[Entries from a dataset of interfaces]
- - -

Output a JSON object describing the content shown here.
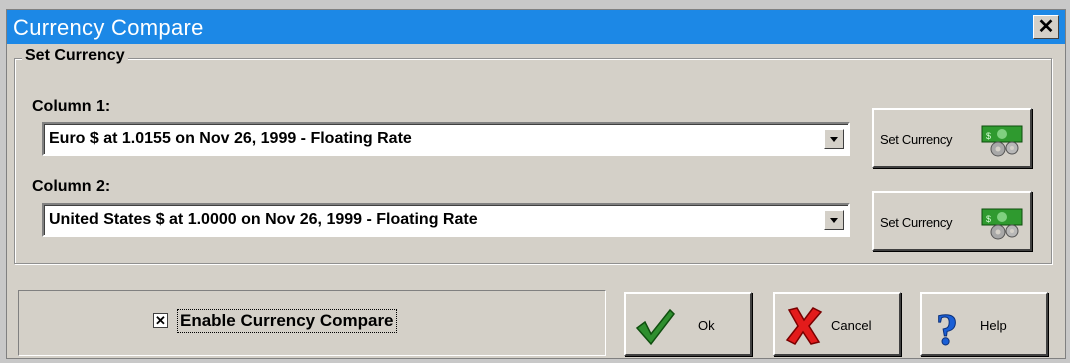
{
  "window": {
    "title": "Currency Compare",
    "close_glyph": "✕",
    "title_bar_color": "#1c88e6"
  },
  "set_currency_group": {
    "label": "Set Currency",
    "column1": {
      "label": "Column 1:",
      "selected": "Euro $ at 1.0155 on Nov 26, 1999 - Floating Rate",
      "button_label": "Set Currency",
      "button_icon": "money-gears-icon"
    },
    "column2": {
      "label": "Column 2:",
      "selected": "United States $ at 1.0000 on Nov 26, 1999 - Floating Rate",
      "button_label": "Set Currency",
      "button_icon": "money-gears-icon"
    }
  },
  "enable_compare": {
    "label": "Enable Currency Compare",
    "checked": true,
    "check_glyph": "✕"
  },
  "buttons": {
    "ok": {
      "label": "Ok",
      "icon": "checkmark-icon"
    },
    "cancel": {
      "label": "Cancel",
      "icon": "x-mark-icon"
    },
    "help": {
      "label": "Help",
      "icon": "question-mark-icon"
    }
  }
}
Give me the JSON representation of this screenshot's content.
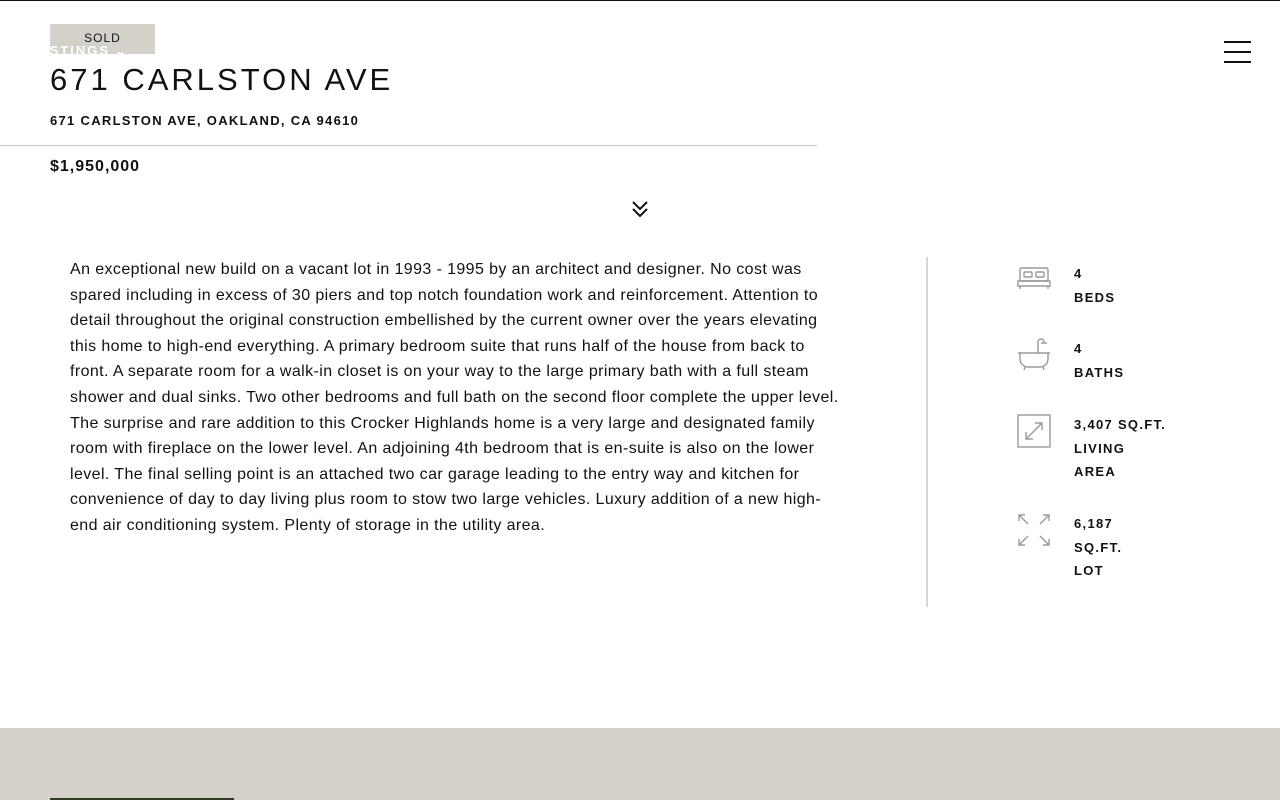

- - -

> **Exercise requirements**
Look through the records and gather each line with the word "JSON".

> **Expected answer**
Output a JSON object describing the content shown here.
Give me the JSON representation of this screenshot's content.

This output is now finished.